Faculty are typically hired with a four-year probationary appointment. After a successful review, you receive tenure. You can choose when to apply for promotion in rank. If you apply for and receive promotion before your tenure review, then you also automatically get tenure. Promotion is also rarely denied although the process is more rigorous than just tenure.

Financial stability: AU is financially stable (despite a history of the administration crying insolvency). In 2021/22, AU posted a surplus of $10.4m on expenses of $150.6m. This was the sixth straight surplus and ninth surplus in 10 years. AU has an accrued surplus (i.e., cash in the bank) of $46.9m.

Government funding of AU has been stable over the past few years. Only about 35% of institutional revenue comes from grants (the largest chunk is tuition based). Enrollments have been falling (about 9% per year for last two years) but the nature of AU’s business model is that the costs of revenue losses due to declining enrollment are borne mostly by the tutor pool (i.e., permanent, part-time academics with variable teaching loads).


Poor wages: Overall, wages are low and have fallen significantly behind inflation. The table below compares the compounded cost-of-living adjustments (COLA) to faculty wages and Alberta inflation from 2013 to 2022. Basically, the purchasing power of staff wages at AU has dropped by ~20% over 10 years.

Going forward, the COLA for adjustment for 2023 will total between 2.75% and 3.25%. Unfortunately, inflation is presently running about 8%, so expect another big loss in purchasing power.

Compounding the erosion of purchasing power is that starting salaries in nominal dollars are roughly the same as they were in 2007. There is also evidence of a gender wage gap (but zero interest by the institution in addressing it). While the institution will often say that salaries are negotiable, in practice that is not the case.

Poor Treatment and Low Morale: The treatment of staff by the university is, in a word, awful. I’ve been on the union grievance committee for a decade. While I can’t tell you everything I’ve seen, here are a few illustrative examples of how individual staff have been treated:
Over the past five years, the employer has twice driven collective bargaining to impasse and the verge of a strike by demanding huge concessions. In between those rounds of bargaining, the employer also tried union busting with an effort to carve two-thirds of the union’s members out of the bargaining unit (and thus out of the pension plan).

The most recent survey of staff (Spring 2022) by the faculty association finds only 20% of staff trust the senior executive and only 39% agree with the statement that “my morale is high.” The employer no longer does staff surveys because the results were so consistently bad.

Workloads have also gone up, particularly for administrative staff, due to COVID. More subjectively, I’m seeing a widespread withdrawal of citizenship behaviours and effort by my colleagues. Essentially, they are realizing AU doesn’t care for them and are (understandably) reciprocating in kind.
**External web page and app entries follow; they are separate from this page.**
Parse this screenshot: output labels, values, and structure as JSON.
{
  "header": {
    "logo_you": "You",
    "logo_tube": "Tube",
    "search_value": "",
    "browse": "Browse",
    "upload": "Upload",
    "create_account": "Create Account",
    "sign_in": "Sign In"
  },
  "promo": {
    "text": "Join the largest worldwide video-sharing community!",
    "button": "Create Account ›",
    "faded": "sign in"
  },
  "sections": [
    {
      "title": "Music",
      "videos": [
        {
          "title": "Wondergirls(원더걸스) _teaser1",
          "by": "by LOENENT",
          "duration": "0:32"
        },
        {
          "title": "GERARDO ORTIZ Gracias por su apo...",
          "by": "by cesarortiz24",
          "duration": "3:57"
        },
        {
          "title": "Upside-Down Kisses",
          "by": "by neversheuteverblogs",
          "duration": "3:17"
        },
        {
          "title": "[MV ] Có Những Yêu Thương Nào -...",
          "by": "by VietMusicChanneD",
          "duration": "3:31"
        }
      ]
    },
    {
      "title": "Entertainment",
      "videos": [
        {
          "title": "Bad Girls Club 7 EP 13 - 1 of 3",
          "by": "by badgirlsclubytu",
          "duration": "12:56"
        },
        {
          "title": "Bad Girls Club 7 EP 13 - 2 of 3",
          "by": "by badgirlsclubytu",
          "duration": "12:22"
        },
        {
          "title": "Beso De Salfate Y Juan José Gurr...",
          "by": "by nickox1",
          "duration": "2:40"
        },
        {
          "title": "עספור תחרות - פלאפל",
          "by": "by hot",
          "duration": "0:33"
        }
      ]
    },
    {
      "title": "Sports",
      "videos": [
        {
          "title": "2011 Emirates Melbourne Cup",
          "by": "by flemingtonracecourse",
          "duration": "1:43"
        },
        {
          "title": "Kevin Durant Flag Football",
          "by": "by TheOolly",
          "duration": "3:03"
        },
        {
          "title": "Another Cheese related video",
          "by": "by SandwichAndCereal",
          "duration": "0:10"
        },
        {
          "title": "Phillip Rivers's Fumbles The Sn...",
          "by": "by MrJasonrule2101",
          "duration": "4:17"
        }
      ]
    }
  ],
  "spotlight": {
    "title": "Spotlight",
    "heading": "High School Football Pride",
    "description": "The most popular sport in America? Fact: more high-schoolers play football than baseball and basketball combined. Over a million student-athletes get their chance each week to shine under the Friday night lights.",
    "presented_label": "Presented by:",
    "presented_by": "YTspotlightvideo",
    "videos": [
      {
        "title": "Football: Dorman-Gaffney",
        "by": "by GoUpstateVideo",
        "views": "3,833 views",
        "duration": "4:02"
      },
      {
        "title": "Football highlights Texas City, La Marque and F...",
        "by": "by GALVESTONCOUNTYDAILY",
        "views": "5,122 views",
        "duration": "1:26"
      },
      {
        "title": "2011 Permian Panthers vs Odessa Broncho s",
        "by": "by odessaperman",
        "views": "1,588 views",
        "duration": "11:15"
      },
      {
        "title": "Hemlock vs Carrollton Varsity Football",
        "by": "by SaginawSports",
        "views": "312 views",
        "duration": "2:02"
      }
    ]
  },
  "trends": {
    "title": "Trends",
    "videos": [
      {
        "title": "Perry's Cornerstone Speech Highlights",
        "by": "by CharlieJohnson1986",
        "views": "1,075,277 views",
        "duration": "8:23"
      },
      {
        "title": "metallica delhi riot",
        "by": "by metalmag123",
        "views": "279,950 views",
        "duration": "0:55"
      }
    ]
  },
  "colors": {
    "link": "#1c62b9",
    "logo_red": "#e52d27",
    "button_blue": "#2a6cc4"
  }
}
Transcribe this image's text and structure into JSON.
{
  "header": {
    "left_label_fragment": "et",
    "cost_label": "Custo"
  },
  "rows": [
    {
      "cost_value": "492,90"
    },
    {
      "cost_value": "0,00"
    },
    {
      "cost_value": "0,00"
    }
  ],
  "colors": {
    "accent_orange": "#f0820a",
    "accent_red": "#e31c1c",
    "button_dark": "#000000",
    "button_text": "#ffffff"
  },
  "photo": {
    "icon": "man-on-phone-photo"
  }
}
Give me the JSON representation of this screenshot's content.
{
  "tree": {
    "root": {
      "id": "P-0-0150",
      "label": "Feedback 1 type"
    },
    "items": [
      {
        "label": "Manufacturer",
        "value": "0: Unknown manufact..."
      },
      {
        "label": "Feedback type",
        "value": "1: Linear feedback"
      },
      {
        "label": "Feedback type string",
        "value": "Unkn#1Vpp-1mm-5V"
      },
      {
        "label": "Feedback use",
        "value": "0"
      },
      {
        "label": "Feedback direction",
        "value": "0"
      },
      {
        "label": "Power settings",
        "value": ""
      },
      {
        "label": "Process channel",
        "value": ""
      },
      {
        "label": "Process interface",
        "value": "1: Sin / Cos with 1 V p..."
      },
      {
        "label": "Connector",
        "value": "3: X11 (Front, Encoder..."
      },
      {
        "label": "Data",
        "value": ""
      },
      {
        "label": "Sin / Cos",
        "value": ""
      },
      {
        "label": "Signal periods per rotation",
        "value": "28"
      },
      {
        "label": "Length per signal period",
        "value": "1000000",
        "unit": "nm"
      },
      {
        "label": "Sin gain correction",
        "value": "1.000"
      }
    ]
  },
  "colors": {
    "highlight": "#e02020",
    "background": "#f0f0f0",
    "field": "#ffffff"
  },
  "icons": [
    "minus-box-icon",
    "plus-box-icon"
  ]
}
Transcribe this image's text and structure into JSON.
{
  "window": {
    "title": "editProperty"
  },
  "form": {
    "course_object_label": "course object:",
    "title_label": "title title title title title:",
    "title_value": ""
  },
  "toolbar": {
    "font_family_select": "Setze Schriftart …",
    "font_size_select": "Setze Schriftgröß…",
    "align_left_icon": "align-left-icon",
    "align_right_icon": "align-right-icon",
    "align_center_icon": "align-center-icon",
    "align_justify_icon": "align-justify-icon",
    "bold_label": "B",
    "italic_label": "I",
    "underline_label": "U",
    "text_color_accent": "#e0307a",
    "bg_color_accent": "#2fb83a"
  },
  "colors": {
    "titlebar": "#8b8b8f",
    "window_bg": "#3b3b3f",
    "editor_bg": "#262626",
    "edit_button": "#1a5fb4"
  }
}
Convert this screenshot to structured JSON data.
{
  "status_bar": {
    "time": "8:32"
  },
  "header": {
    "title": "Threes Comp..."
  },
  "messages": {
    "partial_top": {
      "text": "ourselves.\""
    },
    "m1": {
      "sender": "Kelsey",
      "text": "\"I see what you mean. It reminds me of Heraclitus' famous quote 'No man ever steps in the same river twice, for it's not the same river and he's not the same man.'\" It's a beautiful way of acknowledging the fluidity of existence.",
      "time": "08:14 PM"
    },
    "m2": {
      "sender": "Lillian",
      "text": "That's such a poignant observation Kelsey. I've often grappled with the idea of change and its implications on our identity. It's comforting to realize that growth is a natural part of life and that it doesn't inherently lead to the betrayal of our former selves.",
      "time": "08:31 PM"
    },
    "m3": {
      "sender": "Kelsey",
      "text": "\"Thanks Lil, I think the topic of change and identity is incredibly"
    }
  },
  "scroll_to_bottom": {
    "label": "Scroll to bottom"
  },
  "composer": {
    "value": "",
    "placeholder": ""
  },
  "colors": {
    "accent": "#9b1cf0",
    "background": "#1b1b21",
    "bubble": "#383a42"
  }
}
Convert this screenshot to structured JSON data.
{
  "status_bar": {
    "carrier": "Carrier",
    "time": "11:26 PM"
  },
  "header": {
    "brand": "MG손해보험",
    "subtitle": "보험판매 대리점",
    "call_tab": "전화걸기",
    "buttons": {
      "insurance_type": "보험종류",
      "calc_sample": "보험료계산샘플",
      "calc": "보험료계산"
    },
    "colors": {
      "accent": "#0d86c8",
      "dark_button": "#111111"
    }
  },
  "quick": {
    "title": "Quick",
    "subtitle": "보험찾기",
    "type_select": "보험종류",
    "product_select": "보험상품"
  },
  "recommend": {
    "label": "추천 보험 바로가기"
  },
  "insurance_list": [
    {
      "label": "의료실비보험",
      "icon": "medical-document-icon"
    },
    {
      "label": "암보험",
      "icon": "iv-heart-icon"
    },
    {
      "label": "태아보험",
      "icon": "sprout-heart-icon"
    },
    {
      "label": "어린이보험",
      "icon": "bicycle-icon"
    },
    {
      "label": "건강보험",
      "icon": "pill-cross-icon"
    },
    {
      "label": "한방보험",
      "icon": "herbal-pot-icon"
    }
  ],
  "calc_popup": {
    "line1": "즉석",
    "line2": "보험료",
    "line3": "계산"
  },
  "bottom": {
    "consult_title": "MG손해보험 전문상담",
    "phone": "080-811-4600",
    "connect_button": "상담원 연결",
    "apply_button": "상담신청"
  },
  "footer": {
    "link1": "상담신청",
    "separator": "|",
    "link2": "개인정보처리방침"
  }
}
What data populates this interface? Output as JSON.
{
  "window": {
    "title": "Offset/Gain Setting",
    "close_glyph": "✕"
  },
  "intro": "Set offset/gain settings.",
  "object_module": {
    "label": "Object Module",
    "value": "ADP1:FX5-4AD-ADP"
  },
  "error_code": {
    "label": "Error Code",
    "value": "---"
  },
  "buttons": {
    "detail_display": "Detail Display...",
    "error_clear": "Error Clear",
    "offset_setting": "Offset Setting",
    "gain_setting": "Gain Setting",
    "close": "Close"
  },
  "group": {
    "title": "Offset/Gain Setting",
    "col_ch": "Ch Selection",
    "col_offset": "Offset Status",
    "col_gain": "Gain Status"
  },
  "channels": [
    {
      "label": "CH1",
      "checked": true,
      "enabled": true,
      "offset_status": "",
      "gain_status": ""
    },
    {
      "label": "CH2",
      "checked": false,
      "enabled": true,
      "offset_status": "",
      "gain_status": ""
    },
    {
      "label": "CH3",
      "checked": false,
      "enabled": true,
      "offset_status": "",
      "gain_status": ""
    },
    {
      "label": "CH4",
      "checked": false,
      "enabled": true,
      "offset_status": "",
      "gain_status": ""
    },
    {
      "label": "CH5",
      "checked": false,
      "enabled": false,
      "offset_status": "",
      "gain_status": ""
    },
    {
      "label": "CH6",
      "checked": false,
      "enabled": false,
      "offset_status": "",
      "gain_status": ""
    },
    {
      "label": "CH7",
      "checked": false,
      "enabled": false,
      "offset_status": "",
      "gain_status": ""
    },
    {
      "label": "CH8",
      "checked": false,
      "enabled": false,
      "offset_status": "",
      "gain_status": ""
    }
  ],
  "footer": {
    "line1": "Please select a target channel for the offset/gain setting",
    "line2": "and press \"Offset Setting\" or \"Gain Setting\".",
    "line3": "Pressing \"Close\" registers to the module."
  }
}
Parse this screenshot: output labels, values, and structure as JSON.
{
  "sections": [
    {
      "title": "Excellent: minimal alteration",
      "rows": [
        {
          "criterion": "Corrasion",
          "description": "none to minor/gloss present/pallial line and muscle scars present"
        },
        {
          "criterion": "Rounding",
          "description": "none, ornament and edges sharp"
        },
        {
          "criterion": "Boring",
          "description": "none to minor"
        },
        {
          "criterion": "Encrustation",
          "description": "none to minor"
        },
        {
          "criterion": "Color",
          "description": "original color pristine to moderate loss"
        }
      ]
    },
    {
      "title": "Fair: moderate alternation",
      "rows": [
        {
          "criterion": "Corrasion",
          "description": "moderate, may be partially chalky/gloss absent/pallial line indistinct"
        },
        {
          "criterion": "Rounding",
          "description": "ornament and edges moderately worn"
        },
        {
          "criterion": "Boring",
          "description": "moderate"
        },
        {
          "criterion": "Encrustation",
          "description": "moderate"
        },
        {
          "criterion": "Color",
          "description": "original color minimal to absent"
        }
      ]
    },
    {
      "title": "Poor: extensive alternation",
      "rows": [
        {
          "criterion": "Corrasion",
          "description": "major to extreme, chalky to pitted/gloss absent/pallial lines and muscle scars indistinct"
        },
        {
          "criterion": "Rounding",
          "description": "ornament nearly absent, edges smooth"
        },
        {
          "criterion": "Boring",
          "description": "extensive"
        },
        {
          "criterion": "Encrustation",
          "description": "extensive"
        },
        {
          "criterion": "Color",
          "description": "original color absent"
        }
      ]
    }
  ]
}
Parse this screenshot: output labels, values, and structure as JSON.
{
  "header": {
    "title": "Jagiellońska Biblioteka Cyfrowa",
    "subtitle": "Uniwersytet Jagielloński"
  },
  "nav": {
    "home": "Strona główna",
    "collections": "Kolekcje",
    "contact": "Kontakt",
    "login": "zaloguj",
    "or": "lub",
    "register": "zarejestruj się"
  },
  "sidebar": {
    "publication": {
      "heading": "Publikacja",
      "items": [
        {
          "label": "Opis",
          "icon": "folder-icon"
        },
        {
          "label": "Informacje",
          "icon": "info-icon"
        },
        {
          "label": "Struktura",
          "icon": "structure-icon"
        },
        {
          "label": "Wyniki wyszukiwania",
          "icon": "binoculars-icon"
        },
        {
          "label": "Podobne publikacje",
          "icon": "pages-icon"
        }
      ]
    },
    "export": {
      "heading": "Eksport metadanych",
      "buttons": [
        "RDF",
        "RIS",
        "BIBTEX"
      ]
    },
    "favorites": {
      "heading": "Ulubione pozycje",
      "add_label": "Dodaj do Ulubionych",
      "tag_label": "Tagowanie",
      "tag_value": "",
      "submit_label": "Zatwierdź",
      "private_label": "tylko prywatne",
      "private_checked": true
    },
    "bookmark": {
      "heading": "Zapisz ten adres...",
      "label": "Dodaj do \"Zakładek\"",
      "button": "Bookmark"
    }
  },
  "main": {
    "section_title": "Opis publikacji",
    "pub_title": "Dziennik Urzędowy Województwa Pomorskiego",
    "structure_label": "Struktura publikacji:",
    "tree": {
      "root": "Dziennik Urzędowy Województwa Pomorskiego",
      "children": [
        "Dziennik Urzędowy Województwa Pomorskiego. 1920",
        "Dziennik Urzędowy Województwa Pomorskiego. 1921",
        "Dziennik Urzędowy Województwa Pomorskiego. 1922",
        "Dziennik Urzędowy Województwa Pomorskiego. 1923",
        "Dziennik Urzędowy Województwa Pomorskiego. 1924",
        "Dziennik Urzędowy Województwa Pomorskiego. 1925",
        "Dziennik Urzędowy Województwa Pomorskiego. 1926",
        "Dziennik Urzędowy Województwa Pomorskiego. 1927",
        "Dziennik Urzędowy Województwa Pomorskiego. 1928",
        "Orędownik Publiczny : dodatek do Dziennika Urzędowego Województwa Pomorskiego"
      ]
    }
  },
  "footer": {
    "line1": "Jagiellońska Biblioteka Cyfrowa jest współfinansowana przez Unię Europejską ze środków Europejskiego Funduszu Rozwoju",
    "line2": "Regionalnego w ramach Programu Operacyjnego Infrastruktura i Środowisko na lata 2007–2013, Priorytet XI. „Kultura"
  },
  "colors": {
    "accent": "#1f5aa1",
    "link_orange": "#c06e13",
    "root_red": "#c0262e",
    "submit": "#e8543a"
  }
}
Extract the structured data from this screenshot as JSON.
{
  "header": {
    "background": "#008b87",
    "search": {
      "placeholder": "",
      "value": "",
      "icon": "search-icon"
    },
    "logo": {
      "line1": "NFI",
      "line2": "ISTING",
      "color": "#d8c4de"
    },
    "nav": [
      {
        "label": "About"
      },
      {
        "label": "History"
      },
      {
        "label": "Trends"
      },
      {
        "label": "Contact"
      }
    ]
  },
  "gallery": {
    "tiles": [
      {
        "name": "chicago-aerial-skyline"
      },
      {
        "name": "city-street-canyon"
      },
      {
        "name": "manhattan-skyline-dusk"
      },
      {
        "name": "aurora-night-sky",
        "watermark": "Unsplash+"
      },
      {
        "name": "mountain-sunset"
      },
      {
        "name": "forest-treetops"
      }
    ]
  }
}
The upside is the union is tenacious, fights hard, and has strong member support.

Isolation: Working from home with essentially no in-person contact with co-workers or students is extremely isolating and may not be for everyone. Further, AU has no functional orientation process for new staff and most of the institution’s processes do not operate in the way that the various policies and procedures (often decades old) say that they do.

COVID has limited the opportunity for staff to meet socially (which is how we used to cope with the isolation and get our questions answered). In theory, more experienced colleagues in your area should provide you with an orientation and social introductions. In practice, the experiences of new hires is very uneven.

So, with those thoughts and the poor state of the academic job market in mind, one approach to a job offer might be:
  • if you have no other option, take the AU job but stay on the market, and
  • if you have other options, give the pros and cons of AU very careful thought.
-- Bob Barnetson


Anonymous said...

Great article Bob and all true. You left out high turnover.

To me, that is a big red flag to anyone thinking of working there.

Anonymous said...

Great article- AU is by far the most disrespectful and badly managed workplace I have worked at.I wish I could post my name, but I dare not.